    Omura Y, Horiguchi S, Tabe M, Kishi K (1993) Quantum-mechanical effects on the threshold voltage of ultrathin-SOI nMOSFET’s. IEEE Electron Dev Lett 14(12):569–571CrossRefGoogle Scholar
  31. 31.
    Kaatuzian H (2012) Quantum photonics, a theory for attosecond optics. Amirkabir University Press, TehranGoogle Scholar
  32. 32.
    Marris-Morini D, Vivien L, Rasigade G, Fedeli J-M, Cassan E, Le Roux X, Crozat P, Maine S, Lupu A, Lyan P, Rivallin P, Halbwax M, Laval S (2009) Recent progress in high-speed Si-based optical modulators. Proc of IEEE 97(7):1199–1215CrossRefGoogle Scholar
  33. 33.
    Soref RA, Bennett BR (1987) Electrooptical effects in silicon. IEEE J Quantum Electron QE-23(1):123–129CrossRefGoogle Scholar
  34. 34.
    Soref RA, Bennett BR (1986) Kramers-Kronig analysis of electro-optical switching in silicon. Proc SPIE 704:32–37CrossRefGoogle Scholar
  35. 35.
    Nielsen MP, Ashfar A, Cadien K, Elezzabi AY (2013) Plasmonic materials for metal-insulator-semiconductor-insulator-metal nanoplasmonic waveguides on silicon-on-insulator platform. Opt Materials 36:294–298CrossRefGoogle Scholar
  36. 36.
    Soref RA, Peale RE, Buchwald W (2008) Longwave plasmonics on doped silicon and silicides. Opt Exp 16(9):6507–6514CrossRefGoogle Scholar
  37. 37.
    Krishnan A, Grave de Peralta L, Holtz M, Bernussi AA (2009) Finite element analysis of lossless propagation in surface plasmon polariton waveguides with nanoscale spot-sizes. J Lightw Technol 27(9):1114–1121CrossRefGoogle Scholar
  38. 38.
    Johnson PB, Christy RW (1972) Optical constants of the noble metals. Phys Review B 6(12):4370–4379CrossRefGoogle Scholar
  39. 39.
    Hu W, Chen X, Zhou X, Quan Z, Wei L (2006) Quantum-mechanical effects and gate leakage current of nanoscale n-type FinFETs: a 2d simulation study. Microelectron J 37:613–619CrossRefGoogle Scholar
  40. 40.
    Wang Y, Lin Z, Cheng X, Xiao H, Zhang F, Zou S (2004) Study of HfO2 thin films prepared by electron beam evaporation. Appl Surf Sci 228:93–99CrossRefGoogle Scholar
  41. 41.
    Simulation standard, “Quantum Modeling, Part I: Poisson-Schrodinger Solver,” (2002) Silvaco Group, vol. 12, no. 11, pp. 7-9, Nov. 2002. https://www.silvaco.co.kr/tech_lib_TCAD/simulationstandard/2002/nov/a3/a3.html. Accessed 6 Aug 2017

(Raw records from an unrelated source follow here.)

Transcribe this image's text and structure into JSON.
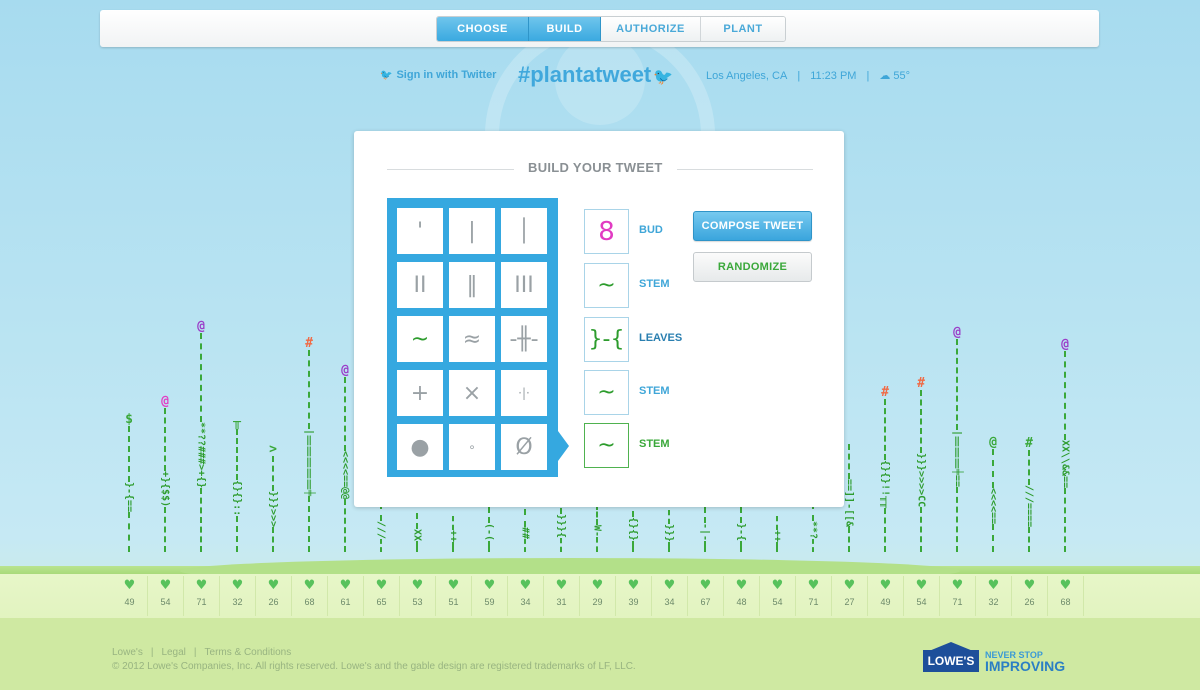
{
  "nav": {
    "steps": [
      {
        "label": "CHOOSE",
        "active": true
      },
      {
        "label": "BUILD",
        "active": true
      },
      {
        "label": "AUTHORIZE",
        "active": false
      },
      {
        "label": "PLANT",
        "active": false
      }
    ]
  },
  "info": {
    "signin": "Sign in with Twitter",
    "hashtag": "#plantatweet",
    "location": "Los Angeles, CA",
    "time": "11:23 PM",
    "temperature": "55°"
  },
  "builder": {
    "title": "BUILD YOUR TWEET",
    "grid": [
      "'",
      "|",
      "│",
      "II",
      "‖",
      "III",
      "~",
      "≈",
      "-╫-",
      "+",
      "×",
      "·|·",
      "●",
      "∘",
      "Ø"
    ],
    "parts": [
      {
        "symbol": "8",
        "label": "BUD"
      },
      {
        "symbol": "~",
        "label": "STEM"
      },
      {
        "symbol": "}-{",
        "label": "LEAVES"
      },
      {
        "symbol": "~",
        "label": "STEM"
      },
      {
        "symbol": "~",
        "label": "STEM"
      }
    ],
    "compose_label": "COMPOSE TWEET",
    "randomize_label": "RANDOMIZE"
  },
  "plants": [
    {
      "bloom": "$",
      "glyphs": "}-{==",
      "color": "green",
      "height": 170
    },
    {
      "bloom": "@",
      "glyphs": "+}{$$)",
      "color": "pink",
      "height": 190
    },
    {
      "bloom": "@",
      "glyphs": "**??###>+{}",
      "color": "purple",
      "height": 265
    },
    {
      "bloom": "╥",
      "glyphs": "{}{}::",
      "color": "green",
      "height": 155
    },
    {
      "bloom": ">",
      "glyphs": "}}}>>>",
      "color": "green",
      "height": 110
    },
    {
      "bloom": "#",
      "glyphs": "|‖‖‖‖‖╪",
      "color": "orange",
      "height": 235
    },
    {
      "bloom": "@",
      "glyphs": "<<<<==@@",
      "color": "purple",
      "height": 220
    },
    {
      "bloom": "",
      "glyphs": "///",
      "color": "green",
      "height": 60
    },
    {
      "bloom": "",
      "glyphs": "XX",
      "color": "green",
      "height": 55
    },
    {
      "bloom": "",
      "glyphs": "++",
      "color": "green",
      "height": 50
    },
    {
      "bloom": "",
      "glyphs": "(-(",
      "color": "green",
      "height": 55
    },
    {
      "bloom": "",
      "glyphs": "##",
      "color": "green",
      "height": 60
    },
    {
      "bloom": "",
      "glyphs": "}}}{",
      "color": "green",
      "height": 65
    },
    {
      "bloom": "",
      "glyphs": "W-",
      "color": "green",
      "height": 70
    },
    {
      "bloom": "",
      "glyphs": "{}{}",
      "color": "green",
      "height": 55
    },
    {
      "bloom": "",
      "glyphs": "}}}",
      "color": "green",
      "height": 50
    },
    {
      "bloom": "",
      "glyphs": "-|-",
      "color": "green",
      "height": 55
    },
    {
      "bloom": "",
      "glyphs": "}-{",
      "color": "green",
      "height": 55
    },
    {
      "bloom": "",
      "glyphs": "++",
      "color": "green",
      "height": 50
    },
    {
      "bloom": "",
      "glyphs": "**?",
      "color": "green",
      "height": 60
    },
    {
      "bloom": "",
      "glyphs": "==]]-[[&",
      "color": "green",
      "height": 110
    },
    {
      "bloom": "#",
      "glyphs": "{}{}!!╥╥",
      "color": "orange",
      "height": 185
    },
    {
      "bloom": "#",
      "glyphs": "}}}>>>>CC",
      "color": "orange",
      "height": 190
    },
    {
      "bloom": "@",
      "glyphs": "|‖‖‖╪==",
      "color": "purple",
      "height": 270
    },
    {
      "bloom": "@",
      "glyphs": "<<<<==",
      "color": "green",
      "height": 120
    },
    {
      "bloom": "#",
      "glyphs": "///====",
      "color": "green",
      "height": 110
    },
    {
      "bloom": "@",
      "glyphs": "XX\\\\&&==",
      "color": "purple",
      "height": 265
    }
  ],
  "hearts": [
    49,
    54,
    71,
    32,
    26,
    68,
    61,
    65,
    53,
    51,
    59,
    34,
    31,
    29,
    39,
    34,
    67,
    48,
    54,
    71,
    27,
    49,
    54,
    71,
    32,
    26,
    68
  ],
  "footer": {
    "links": [
      "Lowe's",
      "Legal",
      "Terms & Conditions"
    ],
    "copyright": "© 2012 Lowe's Companies, Inc. All rights reserved. Lowe's and the gable design are registered trademarks of LF, LLC.",
    "logo_text": "LOWE'S",
    "tagline_1": "NEVER STOP",
    "tagline_2": "IMPROVING"
  },
  "colors": {
    "accent": "#3aa9e0",
    "green": "#3aa83a",
    "bud_pink": "#e13bc2"
  }
}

Copyright information

© Springer Science+Business Media, LLC 2017

Authors and Affiliations

  1. 1.Photonics Research Laboratory (P.R.L.), Electrical Engineering DepartmentAmirkabir University of TechnologyTehranIran

Personalised recommendations